→ TRY IT: Go through the entries below and say how many lines hold the word "optional". Nothing else is needed.

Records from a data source
%%

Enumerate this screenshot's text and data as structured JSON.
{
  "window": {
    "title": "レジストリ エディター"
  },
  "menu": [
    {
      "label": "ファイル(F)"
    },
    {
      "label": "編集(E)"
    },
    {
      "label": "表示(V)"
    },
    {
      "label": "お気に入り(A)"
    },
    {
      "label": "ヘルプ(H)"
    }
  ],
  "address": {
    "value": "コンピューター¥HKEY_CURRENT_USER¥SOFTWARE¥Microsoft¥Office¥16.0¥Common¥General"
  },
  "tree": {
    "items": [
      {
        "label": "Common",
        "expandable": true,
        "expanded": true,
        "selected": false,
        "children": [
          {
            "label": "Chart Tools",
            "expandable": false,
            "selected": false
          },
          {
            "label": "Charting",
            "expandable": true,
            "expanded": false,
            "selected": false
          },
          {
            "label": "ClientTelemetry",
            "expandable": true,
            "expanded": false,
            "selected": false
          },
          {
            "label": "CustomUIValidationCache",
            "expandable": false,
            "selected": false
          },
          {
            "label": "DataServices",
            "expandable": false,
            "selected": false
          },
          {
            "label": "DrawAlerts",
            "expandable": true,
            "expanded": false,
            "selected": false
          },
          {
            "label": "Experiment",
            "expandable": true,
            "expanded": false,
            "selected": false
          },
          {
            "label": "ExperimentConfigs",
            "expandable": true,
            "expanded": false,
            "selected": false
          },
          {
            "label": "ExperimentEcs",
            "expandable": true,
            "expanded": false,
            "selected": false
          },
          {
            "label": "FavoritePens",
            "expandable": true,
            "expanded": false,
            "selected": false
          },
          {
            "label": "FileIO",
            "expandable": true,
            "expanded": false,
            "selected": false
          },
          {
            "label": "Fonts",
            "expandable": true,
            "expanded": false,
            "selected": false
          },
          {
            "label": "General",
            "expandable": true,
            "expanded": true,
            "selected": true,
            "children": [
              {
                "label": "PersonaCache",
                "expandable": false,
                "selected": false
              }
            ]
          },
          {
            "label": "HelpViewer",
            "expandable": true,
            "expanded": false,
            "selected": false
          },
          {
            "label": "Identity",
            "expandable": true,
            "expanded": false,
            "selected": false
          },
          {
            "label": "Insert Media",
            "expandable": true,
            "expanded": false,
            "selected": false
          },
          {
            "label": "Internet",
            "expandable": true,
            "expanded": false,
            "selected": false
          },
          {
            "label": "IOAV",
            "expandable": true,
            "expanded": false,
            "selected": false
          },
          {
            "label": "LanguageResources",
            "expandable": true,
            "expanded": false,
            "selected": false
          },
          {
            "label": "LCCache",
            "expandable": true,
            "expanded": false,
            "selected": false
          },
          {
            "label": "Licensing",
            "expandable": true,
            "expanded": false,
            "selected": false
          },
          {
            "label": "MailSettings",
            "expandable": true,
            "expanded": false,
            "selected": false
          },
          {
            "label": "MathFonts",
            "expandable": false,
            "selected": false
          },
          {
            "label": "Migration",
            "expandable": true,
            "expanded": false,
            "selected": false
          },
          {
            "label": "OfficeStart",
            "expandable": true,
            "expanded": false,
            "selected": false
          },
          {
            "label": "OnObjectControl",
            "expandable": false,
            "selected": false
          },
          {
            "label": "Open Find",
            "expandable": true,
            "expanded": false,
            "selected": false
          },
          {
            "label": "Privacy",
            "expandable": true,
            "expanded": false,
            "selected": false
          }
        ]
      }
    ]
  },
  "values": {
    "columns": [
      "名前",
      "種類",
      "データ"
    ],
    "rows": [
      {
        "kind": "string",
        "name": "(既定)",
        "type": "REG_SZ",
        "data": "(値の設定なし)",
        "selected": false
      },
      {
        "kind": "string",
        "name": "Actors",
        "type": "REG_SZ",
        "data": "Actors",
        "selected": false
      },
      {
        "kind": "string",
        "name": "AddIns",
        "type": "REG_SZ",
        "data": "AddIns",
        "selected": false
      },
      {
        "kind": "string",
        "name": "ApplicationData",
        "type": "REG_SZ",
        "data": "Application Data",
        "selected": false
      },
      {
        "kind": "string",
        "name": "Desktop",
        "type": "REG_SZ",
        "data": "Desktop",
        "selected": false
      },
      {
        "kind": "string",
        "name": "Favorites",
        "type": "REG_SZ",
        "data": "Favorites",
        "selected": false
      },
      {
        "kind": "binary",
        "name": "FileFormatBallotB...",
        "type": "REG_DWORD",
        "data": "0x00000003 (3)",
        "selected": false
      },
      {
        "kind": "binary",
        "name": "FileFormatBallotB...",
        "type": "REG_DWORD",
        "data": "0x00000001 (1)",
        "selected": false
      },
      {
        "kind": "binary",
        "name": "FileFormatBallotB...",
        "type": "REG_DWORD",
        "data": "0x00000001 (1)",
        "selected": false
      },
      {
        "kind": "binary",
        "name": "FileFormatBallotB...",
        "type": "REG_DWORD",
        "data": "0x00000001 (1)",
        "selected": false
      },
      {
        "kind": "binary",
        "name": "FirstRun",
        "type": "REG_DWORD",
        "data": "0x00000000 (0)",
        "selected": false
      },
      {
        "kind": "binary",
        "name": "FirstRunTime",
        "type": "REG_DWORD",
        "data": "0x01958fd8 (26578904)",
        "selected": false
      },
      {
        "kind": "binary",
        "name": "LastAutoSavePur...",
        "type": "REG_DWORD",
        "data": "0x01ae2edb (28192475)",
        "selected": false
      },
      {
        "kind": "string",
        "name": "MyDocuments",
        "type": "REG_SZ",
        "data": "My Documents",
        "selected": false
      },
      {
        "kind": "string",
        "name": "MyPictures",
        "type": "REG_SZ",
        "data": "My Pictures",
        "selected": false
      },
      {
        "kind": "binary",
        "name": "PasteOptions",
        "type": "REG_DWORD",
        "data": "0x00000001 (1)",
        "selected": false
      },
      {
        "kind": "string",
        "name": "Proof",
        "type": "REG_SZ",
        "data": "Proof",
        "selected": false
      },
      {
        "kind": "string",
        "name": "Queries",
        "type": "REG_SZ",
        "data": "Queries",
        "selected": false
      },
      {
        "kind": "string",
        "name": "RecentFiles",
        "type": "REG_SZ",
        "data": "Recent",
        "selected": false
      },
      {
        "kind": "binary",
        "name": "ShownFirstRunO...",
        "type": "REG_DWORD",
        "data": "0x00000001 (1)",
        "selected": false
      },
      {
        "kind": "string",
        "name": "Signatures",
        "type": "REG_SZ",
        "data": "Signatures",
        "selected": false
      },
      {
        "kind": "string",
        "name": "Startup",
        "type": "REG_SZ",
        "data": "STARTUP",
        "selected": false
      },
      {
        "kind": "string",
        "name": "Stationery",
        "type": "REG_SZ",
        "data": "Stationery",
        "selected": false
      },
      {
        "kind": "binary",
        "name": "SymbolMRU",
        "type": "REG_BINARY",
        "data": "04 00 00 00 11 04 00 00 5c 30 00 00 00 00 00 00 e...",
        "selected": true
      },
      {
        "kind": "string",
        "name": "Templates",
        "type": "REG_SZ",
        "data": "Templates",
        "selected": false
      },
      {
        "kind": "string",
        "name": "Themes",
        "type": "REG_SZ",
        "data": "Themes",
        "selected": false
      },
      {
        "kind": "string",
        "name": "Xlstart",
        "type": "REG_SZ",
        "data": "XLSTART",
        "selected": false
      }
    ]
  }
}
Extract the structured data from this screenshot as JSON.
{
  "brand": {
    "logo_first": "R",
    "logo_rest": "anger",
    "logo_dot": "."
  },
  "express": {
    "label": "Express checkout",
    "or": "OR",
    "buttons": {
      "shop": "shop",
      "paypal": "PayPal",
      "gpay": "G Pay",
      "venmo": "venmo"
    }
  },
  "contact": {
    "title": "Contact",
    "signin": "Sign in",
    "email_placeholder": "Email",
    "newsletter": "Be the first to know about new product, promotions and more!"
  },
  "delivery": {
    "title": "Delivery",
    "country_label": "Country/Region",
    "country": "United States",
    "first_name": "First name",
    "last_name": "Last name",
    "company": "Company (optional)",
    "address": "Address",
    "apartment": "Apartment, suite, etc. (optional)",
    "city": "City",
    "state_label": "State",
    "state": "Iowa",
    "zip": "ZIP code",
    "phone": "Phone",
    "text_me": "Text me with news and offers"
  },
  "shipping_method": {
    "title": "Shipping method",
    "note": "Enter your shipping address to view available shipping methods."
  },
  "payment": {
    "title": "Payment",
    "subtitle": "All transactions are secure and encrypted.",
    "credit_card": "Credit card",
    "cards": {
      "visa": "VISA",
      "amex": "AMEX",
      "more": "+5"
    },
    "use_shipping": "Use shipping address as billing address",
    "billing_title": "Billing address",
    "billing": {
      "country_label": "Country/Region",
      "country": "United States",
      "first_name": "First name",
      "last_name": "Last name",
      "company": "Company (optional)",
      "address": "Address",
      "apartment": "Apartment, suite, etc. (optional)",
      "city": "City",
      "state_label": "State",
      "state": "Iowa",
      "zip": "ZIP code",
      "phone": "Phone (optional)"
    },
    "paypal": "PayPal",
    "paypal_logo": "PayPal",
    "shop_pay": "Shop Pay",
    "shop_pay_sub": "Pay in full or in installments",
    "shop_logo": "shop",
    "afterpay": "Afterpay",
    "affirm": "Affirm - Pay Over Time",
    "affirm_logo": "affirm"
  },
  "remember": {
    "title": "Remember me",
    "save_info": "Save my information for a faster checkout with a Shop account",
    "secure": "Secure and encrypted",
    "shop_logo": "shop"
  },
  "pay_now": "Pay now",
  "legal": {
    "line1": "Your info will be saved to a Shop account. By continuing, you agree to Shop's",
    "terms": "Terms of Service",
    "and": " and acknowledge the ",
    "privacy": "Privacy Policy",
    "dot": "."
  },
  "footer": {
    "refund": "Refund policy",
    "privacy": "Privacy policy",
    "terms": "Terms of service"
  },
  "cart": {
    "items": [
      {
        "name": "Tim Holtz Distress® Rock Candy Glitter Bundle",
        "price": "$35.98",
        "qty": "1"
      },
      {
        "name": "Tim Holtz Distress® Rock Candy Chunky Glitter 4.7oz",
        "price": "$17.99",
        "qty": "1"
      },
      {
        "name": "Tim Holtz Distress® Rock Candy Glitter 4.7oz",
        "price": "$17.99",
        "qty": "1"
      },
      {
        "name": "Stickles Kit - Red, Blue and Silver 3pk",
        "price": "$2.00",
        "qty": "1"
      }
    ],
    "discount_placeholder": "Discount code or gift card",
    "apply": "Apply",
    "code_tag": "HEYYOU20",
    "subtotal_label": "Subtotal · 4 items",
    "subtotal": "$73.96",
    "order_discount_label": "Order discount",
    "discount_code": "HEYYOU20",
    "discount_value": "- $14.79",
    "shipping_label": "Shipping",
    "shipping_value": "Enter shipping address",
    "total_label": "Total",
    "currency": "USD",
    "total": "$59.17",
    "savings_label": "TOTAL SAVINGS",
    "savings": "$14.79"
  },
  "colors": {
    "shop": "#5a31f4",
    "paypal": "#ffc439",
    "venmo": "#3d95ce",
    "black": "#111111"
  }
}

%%

→ WORKED SOLUTION: 5